The Washington Post reported today:
President Obama and Vice President Biden urged a group of House Democrats at a White House meeting this morning to move forward with climate-change legislation that has become a subject of controversy among some Democrats and threatened to stall health-care reform.
At the same time, E&E News PM (subs. req’d) reported:
House Energy and Commerce Chairman Henry Waxman (D-Calif.) said today that he will bypass regular order on a major climate change and energy bill and mark up the legislation before the entire 59-member panel.
At this point, I don’t have confirmation for the second story, but it is obviously one strategy for moving the bill along while still giving time for intra-party negotiation.
There does seem to be movement on the bill and the Obama-Biden visit may have helped:
“We are exchanging concepts and where we reach agreement, we’re working on language,” said Rep. Rick Boucher (D-Va.), a lead negotiator for the moderate Democrats.
Rep. G.K. Butterfield (D-N.C.) said Democratic talks had picked up in recent days, and he predicted a proposal from committee leaders to the wavering moderates within days, if not hours. “I discern some movement,” Butterfield said.
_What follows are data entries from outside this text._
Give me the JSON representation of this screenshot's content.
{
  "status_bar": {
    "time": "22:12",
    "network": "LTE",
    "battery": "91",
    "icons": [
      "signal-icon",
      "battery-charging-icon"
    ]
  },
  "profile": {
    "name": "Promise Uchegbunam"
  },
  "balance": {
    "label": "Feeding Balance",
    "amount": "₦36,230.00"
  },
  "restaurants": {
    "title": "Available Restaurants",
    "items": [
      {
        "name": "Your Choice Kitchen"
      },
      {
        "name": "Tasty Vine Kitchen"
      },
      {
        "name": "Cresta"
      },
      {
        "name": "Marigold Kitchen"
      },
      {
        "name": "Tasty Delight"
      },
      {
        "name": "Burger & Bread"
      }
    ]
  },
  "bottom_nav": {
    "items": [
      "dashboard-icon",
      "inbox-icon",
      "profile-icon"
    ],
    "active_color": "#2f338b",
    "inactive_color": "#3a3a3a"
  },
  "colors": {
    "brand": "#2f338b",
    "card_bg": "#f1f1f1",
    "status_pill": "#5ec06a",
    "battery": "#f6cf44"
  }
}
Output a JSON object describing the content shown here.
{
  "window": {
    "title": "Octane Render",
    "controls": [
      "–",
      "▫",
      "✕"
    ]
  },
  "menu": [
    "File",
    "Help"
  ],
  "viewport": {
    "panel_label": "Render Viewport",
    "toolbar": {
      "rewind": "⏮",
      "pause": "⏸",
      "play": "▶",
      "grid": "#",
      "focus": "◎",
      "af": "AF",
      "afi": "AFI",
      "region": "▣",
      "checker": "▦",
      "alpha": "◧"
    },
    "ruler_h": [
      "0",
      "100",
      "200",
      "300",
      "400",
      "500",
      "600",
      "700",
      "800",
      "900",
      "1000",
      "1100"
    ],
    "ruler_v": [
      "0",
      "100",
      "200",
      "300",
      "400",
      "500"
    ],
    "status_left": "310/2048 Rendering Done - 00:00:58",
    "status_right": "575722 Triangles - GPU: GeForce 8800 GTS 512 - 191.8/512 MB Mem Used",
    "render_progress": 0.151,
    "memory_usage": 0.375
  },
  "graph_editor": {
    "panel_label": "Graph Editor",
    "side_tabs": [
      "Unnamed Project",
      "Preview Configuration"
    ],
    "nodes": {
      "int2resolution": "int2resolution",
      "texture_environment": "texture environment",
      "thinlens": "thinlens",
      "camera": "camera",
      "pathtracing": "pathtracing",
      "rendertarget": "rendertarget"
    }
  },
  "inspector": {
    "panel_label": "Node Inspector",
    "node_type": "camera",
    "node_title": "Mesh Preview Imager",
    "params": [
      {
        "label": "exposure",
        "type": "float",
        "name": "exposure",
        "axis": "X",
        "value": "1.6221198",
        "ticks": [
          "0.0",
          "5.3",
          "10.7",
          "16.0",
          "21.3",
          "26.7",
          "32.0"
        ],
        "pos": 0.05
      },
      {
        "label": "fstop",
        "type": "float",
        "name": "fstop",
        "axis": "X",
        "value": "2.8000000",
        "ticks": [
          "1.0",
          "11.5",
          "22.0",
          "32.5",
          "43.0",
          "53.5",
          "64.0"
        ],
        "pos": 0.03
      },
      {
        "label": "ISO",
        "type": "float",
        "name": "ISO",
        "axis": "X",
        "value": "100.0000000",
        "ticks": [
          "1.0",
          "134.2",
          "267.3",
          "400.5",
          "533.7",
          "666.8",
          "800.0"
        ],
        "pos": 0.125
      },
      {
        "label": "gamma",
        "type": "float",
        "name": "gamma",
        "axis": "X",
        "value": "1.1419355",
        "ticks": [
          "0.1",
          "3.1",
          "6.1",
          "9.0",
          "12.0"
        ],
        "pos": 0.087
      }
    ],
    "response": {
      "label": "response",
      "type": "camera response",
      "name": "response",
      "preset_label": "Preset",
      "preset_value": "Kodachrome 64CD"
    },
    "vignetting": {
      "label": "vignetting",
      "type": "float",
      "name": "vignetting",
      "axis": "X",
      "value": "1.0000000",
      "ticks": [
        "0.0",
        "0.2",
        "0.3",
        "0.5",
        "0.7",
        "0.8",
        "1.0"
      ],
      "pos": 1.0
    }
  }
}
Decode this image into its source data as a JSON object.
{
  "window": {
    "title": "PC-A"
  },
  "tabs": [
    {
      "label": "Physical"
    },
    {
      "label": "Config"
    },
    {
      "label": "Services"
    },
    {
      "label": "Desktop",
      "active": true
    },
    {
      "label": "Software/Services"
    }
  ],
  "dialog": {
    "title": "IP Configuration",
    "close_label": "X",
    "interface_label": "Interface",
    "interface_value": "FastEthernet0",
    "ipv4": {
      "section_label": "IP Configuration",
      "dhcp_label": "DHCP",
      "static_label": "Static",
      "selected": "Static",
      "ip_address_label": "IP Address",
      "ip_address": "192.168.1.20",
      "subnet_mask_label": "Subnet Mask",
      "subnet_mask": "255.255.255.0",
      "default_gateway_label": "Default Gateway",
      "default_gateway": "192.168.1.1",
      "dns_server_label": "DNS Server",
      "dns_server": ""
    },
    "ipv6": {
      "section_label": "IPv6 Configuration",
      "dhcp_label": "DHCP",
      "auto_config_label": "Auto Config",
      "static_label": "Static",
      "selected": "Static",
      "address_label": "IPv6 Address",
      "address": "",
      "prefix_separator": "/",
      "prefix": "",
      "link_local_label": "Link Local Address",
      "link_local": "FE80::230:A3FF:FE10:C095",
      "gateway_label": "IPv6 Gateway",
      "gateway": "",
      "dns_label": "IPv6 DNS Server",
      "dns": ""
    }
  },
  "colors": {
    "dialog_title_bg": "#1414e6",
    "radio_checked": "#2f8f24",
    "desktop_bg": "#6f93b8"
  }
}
The upbeat prognosis for the House climate talks came shortly after a roughly 90-minute White House meeting with Obama and Vice President Joe Biden. According to several lawmakers at the session, Obama urged the Democrats to reach consensus on the issue by Memorial Day so that the committee can turn its attention to health care reform in June.
“He didn’t want to see this slip by the wayside,” said Rep. Mike Doyle (D-Pa.). “He wants us to keep working.”
Democrats said Obama was well briefed on the details and complexities of the climate issue. “He has mastered the details,” Boucher said.
Yet, they also said the president wants the committee members to work through the sticking points themselves. “He wants us to try to work out our bill, and he’s giving us a lot of latitude to do that,” Waxman said.
More detail on the visit:
Democratic Reps. Jay Inslee (Wash.) and Doris Matsui (Calif.), who both attended the meeting, said the president emphasized the historic nature of the climate bill.
“He told us, sometimes we do things of real impact. And none of us would want to look back in twenty to thirty years and think we had punted on something of a historic nature,” Inslee said….
White House press secretary Robert Gibbs read a synopsis of the meeting at his daily briefing this afternoon. “The President outlined core principles that should guide the energy legislation as the Committee finalizes it,” Gibbs said. “The President believes that consumers and communities should be compensated if, during the transition period, there are any additional costs associated with reducing carbon emissions. He believes there should be predictability and certainty in the market, so that entrepreneurs can make major private sector investments in clean energy innovation. He also believes that regional impacts should be taken into account and addressed — and that our trade sensitive industries need to be protected.”
Finally, Obama weighed on the controversial auction vs. allocation issue:
Because of their regional diversity, Obama also suggested that Democrats on the Energy and Commerce Committee could help propel the entire issue forward — including through the Senate — if they can strike a deal among themselves.
“If we can reach agreement with the coal sector, with the steel, with the auto sector, with the refining sector on our committee, which is very representative of the Congress as a whole, then we believe that’ll be a template for passage in the Senate, as well,” Markey said. “Because the agreements we’ll reach will be the very same agreements that those industry leaders … will be able to represent to senators are the basis for passage of legislation that they can support.”
Obama addressed a key sticking point in negotiations, telling the Democrats that he is open to giving away some of the emission credits for free to industry, a clear shift from last year’s presidential campaign and the administration’s budget proposal in favor of a complete auction of the allowances.
“I wouldn’t say it’s contrary,” Waxman said. “He wants us to get to a point where we’re going to have an auction, and eventually we will get to an auction.”
Any free credits, Waxman added, would not undercut the goals of the legislation.
“It’s going to require during that transition period of decades for the Congress to deal with the cost to consumers, and the cost to different industries and the development of the new technologies,” he said. “We’re trying to be mindful of the regional concerns and the ratepayers, particularly the consumers.”
Kudos to Obama and Biden — and Waxman and Markey — for continuing to move the ball forward.